marched until 10 p. m., bivouacked one mile east of Marietta. The command resumed its march at 3 a. m. The infantry and one battery were immediately pushed across (fording) the Chattahoochee River, and occupied the works held by General Newton's division, of the Fourth Army Corps, which I relieved. A strong tete-de-point was thrown up to cover the bridge and crossing. A foot bridge, 700 feet long, was thrown across the river, and from Monday noon, July 10, to Wednesday night, July 12, a good, substantial double-track trestle road bridge, 710 fee long and 14 feet high, was built by the pioneer corps of, and details from the command. The march from Sandtown to Roswell, some thirty-one miles, and the crossing of the Chattahoochee and intrenching of the command was al accomplished in less than two days, under a scorching, burning sun, and was certainly one of the most laborious undertaking of the campaign; a most severe test of the endurance, patience, and spirit of the men. General Sherman fearing that the enemy (who had evacuated a portion of his front line) might send a force and secure and hold the bluffs on the south side of the river, near Roswell, urged celerity; and the alacrity and spirit with which the command met the emergency, and the skill and cheerful industry displayed by the men in building the bridge (over the entire Army of the Tennessee crossed with all its trains), entitles them to much credit, and proves that our gallant soldiers are equal to any and every emergency. The plan, stability, and workmanship of the bridge reflect much credit upon the pioneer corps of the command. The Ninth Illinois Mounted Infantry opened communication, on the south side of the Chattahoochee, with the Twenty-third Army Corps.

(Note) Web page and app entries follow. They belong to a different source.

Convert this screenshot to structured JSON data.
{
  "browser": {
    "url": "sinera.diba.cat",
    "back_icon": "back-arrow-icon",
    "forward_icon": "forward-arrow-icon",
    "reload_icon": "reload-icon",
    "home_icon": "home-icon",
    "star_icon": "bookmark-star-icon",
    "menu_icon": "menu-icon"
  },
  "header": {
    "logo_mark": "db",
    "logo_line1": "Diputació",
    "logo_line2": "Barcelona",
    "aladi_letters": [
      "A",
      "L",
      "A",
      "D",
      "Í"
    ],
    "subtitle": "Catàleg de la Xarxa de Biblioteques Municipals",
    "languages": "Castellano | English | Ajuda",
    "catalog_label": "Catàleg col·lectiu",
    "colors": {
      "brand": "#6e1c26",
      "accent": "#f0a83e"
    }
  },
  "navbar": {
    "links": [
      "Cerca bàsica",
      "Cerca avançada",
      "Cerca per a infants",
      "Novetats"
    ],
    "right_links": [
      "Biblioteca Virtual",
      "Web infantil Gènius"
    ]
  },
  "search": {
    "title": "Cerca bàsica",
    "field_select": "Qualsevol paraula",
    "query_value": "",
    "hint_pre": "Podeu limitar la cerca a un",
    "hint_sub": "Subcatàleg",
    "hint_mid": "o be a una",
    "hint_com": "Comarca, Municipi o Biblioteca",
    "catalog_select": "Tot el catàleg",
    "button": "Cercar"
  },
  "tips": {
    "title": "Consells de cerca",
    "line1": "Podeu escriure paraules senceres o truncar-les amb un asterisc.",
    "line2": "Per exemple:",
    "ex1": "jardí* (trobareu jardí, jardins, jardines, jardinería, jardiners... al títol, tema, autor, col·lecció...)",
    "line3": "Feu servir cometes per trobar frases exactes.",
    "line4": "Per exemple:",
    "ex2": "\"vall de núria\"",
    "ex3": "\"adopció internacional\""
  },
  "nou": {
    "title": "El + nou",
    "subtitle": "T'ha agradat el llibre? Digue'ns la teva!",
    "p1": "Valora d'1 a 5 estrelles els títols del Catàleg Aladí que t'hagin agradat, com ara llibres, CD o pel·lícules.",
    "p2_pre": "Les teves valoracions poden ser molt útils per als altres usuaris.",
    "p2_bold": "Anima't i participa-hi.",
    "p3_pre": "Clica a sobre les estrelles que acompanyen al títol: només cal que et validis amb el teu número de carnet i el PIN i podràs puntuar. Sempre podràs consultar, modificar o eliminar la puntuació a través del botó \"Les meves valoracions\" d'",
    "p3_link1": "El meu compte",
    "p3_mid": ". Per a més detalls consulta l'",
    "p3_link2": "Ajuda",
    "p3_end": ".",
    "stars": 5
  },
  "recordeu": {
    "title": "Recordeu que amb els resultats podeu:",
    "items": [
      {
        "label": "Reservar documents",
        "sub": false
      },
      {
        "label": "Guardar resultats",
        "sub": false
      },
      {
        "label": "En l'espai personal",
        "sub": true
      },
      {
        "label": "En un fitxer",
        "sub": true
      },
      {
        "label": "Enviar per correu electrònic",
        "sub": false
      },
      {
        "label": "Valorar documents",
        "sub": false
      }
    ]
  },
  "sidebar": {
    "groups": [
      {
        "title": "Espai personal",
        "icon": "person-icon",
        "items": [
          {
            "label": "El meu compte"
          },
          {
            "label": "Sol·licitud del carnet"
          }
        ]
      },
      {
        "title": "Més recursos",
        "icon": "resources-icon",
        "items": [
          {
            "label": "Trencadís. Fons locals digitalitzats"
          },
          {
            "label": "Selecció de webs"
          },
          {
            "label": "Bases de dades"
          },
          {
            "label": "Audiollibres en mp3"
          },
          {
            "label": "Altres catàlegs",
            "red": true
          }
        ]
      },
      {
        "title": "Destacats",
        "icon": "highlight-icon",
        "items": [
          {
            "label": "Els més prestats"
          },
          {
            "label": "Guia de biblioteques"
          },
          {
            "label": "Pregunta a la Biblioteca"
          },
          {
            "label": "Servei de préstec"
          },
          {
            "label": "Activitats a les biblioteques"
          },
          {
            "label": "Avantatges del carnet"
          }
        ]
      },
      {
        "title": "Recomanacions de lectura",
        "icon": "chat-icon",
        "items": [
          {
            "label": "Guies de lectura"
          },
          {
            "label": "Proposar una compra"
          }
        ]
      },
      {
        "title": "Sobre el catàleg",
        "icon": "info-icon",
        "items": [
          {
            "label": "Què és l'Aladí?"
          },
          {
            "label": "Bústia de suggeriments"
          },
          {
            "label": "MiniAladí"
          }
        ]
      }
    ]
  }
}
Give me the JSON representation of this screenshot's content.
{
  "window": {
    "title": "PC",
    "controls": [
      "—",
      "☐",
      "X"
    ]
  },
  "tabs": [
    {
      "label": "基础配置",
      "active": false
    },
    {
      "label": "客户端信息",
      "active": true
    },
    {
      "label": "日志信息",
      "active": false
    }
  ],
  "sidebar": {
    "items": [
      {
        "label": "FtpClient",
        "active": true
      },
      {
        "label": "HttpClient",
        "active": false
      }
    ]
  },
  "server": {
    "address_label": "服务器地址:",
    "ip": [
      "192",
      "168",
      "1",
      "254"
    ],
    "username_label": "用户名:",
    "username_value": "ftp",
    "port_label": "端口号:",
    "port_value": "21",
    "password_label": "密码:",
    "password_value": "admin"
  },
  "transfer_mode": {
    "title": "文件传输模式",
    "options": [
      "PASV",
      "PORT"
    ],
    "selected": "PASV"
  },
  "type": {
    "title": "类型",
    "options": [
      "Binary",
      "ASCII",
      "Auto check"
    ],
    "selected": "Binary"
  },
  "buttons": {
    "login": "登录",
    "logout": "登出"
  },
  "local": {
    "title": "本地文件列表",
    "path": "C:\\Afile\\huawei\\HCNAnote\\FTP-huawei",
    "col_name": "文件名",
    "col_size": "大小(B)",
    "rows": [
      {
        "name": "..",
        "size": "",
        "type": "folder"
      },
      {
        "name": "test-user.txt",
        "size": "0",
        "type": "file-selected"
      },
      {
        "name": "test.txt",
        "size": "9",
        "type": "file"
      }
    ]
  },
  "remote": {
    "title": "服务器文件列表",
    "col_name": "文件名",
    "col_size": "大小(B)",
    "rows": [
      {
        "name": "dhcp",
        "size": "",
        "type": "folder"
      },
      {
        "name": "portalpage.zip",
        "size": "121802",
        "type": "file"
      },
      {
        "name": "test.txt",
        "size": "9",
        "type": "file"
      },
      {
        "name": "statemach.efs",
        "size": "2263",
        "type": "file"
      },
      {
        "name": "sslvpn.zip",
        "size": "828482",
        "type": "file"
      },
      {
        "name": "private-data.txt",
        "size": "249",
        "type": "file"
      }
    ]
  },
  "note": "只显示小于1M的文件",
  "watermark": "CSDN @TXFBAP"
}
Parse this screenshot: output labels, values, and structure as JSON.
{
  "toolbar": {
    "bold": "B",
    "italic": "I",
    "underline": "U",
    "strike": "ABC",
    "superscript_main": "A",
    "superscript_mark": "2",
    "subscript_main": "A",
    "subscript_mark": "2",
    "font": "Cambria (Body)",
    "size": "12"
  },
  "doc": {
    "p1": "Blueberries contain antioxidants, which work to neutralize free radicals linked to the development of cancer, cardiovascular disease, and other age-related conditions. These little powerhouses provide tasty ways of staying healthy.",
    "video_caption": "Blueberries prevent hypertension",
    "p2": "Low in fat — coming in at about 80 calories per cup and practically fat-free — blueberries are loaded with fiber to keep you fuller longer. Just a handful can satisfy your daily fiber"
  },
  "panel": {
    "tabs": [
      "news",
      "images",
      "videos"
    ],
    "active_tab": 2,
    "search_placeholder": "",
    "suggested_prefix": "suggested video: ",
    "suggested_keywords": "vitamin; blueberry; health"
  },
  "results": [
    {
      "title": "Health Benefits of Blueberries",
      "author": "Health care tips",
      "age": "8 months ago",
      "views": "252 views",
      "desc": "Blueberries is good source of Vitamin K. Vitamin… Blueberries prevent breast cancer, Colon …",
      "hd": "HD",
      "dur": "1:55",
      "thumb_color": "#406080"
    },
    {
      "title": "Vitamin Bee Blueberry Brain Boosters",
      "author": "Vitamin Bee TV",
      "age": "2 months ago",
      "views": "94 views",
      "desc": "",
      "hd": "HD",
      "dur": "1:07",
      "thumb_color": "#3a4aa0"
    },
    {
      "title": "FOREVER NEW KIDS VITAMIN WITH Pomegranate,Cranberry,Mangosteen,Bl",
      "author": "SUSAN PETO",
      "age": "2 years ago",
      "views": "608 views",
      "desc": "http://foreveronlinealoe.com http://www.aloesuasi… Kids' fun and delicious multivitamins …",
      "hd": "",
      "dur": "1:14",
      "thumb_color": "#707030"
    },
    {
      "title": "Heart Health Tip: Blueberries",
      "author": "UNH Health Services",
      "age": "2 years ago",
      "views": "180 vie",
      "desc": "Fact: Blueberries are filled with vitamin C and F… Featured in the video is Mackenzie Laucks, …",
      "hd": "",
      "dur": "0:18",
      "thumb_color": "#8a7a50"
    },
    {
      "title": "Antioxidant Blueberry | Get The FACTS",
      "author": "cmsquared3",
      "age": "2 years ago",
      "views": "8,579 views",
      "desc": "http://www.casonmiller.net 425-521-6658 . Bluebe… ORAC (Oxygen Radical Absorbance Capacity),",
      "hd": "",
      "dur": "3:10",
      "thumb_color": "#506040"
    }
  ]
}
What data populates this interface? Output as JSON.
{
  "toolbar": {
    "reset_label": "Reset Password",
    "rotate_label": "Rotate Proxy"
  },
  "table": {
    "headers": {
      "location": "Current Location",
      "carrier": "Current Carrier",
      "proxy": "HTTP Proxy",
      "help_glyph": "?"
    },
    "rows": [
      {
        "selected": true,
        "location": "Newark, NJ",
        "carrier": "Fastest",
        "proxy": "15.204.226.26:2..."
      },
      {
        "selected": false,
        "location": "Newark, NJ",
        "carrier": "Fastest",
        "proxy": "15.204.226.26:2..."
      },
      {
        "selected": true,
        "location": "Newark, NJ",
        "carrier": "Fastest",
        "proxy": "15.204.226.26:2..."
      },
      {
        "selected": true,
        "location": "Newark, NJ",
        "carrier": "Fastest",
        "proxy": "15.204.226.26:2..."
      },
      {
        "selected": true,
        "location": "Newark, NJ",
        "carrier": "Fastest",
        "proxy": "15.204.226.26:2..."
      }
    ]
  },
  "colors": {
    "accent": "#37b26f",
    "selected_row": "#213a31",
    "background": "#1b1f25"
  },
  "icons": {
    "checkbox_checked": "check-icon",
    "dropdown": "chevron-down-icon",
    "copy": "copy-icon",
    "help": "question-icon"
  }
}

The command remained at Roswell, bringing forward provisions, &c., preparatory to the next movement, until the morning of July 17, when it moved out on a road leading to Old Cross Keys, Decatur being the objective point. My orders required me to find and move upon a road between those used by the Twenty-third Army Corps and Seventeenth Army Corps. This necessitated the cutting of new roads and deviations from a direct route. The Ninth Illinois Mounted Infantry, my advance, struck the enemy at Nancy's Creek, on Old Keys road, and after a sharp skirmish drove him across the creek. The Fourth Division, Brigadier General J. W. Fuller commanding, was brought forward, deployed and drove the enemy beyond Cross Keys, taking and holding a position on the south side of the creek. Communication was established on the right with the Twenty-third Army Corps, and on the left with the Seventeenth Army Corps. At 6 a. m. (July 18) the command moved directly across the country, crossing the Peach Tree road, and striking the old Roswell and Decatur road at Window Rainey's, which it took, moving toward Decatur. The advance found the enemy in considerable force at Cressy's Branch, and drove him across Little Peach Tree Creek, on which stream the command bivouacked that night, opening communication on the right and left with the Twenty-third and Seventeenth Army Corps. On the morning of July 19 the command moved forward on the old Decatur road, and struck the Twenty-third Army Corps about two miles and a half distant from Little Peach Tree Creek. Here one of my scouts joined me, he having left Atlanta that morning, bringing the intelligence of the supersedure of Johnston by Hood, which information was immediately communicated to Generals Sherman and McPherson. The Twenty-third Army Corps having taken the Decatur road, I ordered